Parkinson’s Disease (PD) is a debilitating disease of the Central Nervous System that causes a gradual deterioration of the patient’s movements and control over their bodies. Over time, a PD patient will begin to experience tremors in their hands, difficulties in walking, muscle rigidity and other symptoms.
Shakiness, especially in the hands, can be a very disheartening disability for many PD sufferers as it limits their daily functions, making it challenging to work and perform simple tasks. For many, this isn’t only something that plunges them into despair, but it may mean the loss of jobs and an independent life.
For some time now, several inventions have been developed to help PD sufferers get some of their hand functions back. One of these are spoons developed by several companies that vibrate in opposition to the shakiness of the hands, providing a neutralizing effect and steadying the hand. This spoon allows those with hand tremors to feed themselves and not have to depend on others to feed them.
The principle of using vibrations to steady the hand of PD sufferers is now being applied to other functions and not just a spoon for self-feeding. In 2017, a wearable glove called the GyroGlove will finally go into commercial production, after several years of testing and developing prototypes.
The glove depends on a device called a gyroscope, which spins extremely fast, thereby staying upright, providing angular momentum which is a physical resistance to the tremors, thereby reducing involuntary movement. The device has been put through vigorous testing and improvements have been made to its design, making it comfortable to wear and durable too.
GyroGlove is the brainchild of Dr. Faii Ong, who was inspired to create this glove after watching one of his patients struggle with severe hand tremors. It became so bad that the elderly patient actually lost weight after not being able to eat properly.
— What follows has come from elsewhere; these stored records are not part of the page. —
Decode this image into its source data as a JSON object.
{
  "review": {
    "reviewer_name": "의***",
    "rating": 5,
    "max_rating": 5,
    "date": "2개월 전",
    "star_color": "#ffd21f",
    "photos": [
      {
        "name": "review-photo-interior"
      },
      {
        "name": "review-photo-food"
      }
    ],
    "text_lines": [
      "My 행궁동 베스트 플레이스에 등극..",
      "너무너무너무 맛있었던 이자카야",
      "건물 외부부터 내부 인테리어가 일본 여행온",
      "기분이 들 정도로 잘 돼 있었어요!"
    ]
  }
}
Dr. Ong’s desire to help PD patients drove him to talk to his friends at the Imperial College in London who had engineering backgrounds and they began to explore various options.
Dr. Ong credits the amazing team of designers, engineers, medical consultants and scientists behind GyroGlove for being the driving force of the glove’s efficacy. It lab testing sessions, a GyroGlove that is calibrated for severe hand tremors has been shown to reduce shaking by up to 75% or more. The device can also be adjusted to cope with the severity of the hand tremors experienced by the patient.
This is extremely good news for PD patients worldwide, who will be able to purchase this product by the third quarter of 2017. It could spell the return to normal life, especially for those who depend a lot on their hands to write or draw to earn a living. It also means that many PD patients can now live independently and take care of themselves again.
As of March 2017, Gyro Glove has entered its final testing phase and is expected to hit shelves as early as September 2017. The price-tag is surprisingly reasonable, costing only USD 550 to USD 850 per glove. The team is right now focusing on correcting minor details such as the size of the glove and how to minimize the noise produced by the whirring gyroscope.
The GyroGlove’s simple design of a spinning disc encased in a flat circular contraption pushing down on the tremors of the hand is bound to appeal to many people. This simple and lightweight solution will no doubt open doors for many more wearable solutions to be developed in the future, for the correction of physically debilitating effects.
Gentle reminder: The information on this article is not meant to replace a qualified healthcare professional and should not be considered as professional advice. Please seek appropriate medical help when necessary.